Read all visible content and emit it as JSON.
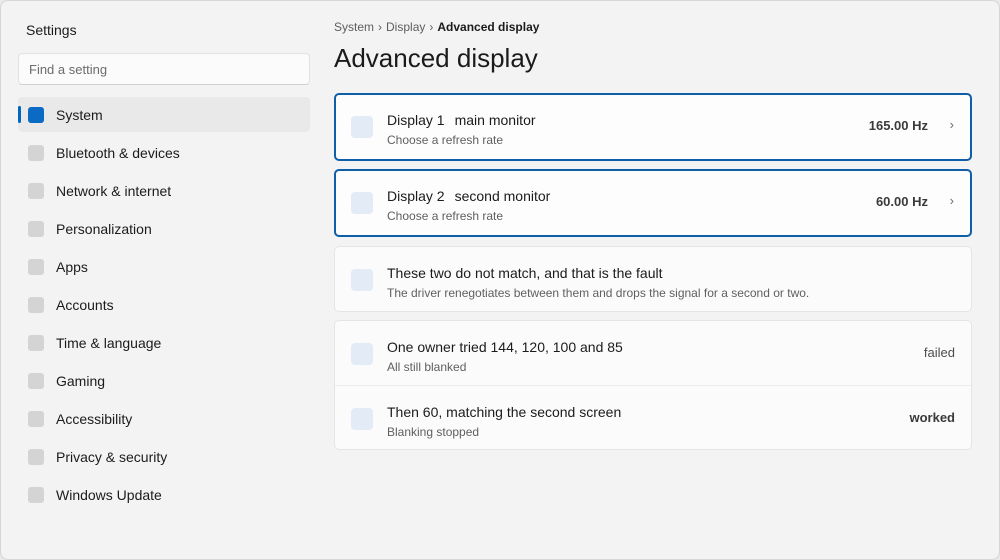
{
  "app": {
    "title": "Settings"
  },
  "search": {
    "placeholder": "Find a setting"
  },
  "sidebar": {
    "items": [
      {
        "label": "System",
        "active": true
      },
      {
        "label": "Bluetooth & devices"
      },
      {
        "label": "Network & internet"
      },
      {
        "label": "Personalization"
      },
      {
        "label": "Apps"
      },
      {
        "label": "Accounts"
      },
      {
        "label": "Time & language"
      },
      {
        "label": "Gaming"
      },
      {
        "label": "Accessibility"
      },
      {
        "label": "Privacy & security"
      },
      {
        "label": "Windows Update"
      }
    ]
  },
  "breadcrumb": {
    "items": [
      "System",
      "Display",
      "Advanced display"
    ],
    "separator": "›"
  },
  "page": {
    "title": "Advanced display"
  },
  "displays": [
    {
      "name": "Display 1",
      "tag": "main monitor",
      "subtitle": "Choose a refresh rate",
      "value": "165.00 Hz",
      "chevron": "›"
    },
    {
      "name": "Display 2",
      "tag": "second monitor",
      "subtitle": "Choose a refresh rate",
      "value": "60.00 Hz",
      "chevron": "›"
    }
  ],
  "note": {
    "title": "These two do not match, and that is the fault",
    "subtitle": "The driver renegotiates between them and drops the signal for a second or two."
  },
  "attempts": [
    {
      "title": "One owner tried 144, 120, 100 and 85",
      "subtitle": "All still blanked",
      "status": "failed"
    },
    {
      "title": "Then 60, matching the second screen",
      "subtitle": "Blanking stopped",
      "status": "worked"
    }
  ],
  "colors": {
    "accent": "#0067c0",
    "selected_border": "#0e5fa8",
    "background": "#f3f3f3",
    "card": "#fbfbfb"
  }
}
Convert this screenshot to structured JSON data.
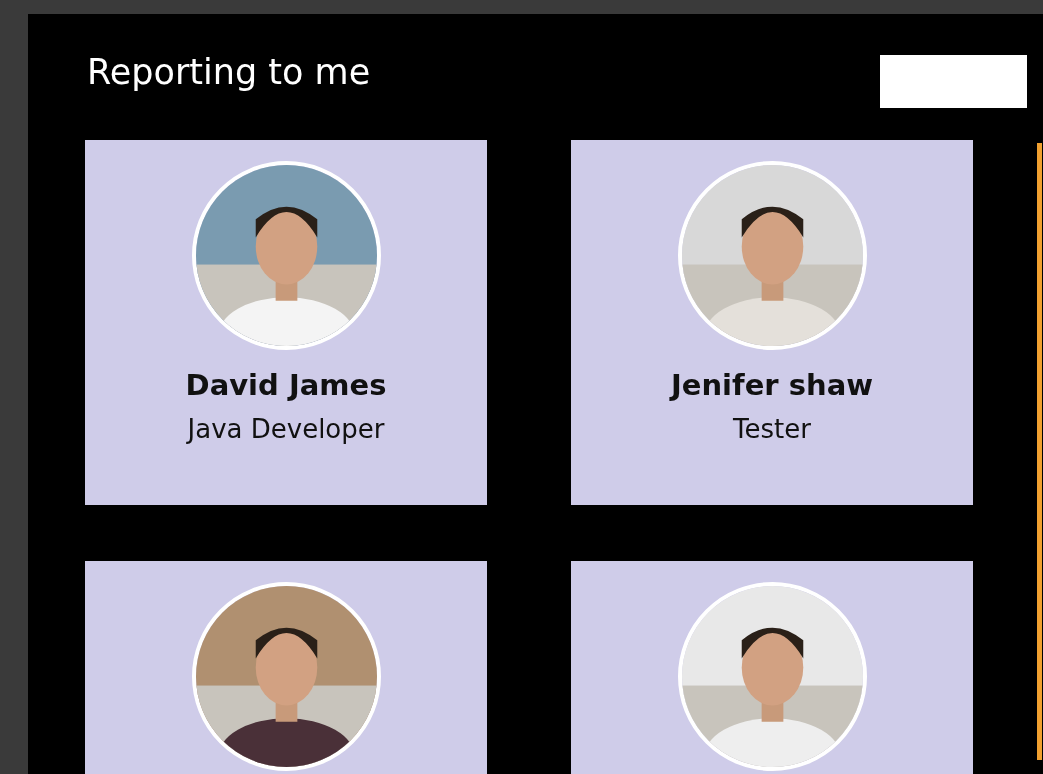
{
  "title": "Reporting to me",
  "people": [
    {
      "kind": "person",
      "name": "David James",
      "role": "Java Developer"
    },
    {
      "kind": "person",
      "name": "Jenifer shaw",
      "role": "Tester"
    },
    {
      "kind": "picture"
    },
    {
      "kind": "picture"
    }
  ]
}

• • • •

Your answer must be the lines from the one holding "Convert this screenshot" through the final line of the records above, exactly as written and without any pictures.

Convert this screenshot to structured JSON data.
{
  "title": "Reporting to me",
  "people": [
    {
      "kind": "person",
      "name": "David James",
      "role": "Java Developer"
    },
    {
      "kind": "person",
      "name": "Jenifer shaw",
      "role": "Tester"
    },
    {
      "kind": "picture"
    },
    {
      "kind": "picture"
    }
  ]
}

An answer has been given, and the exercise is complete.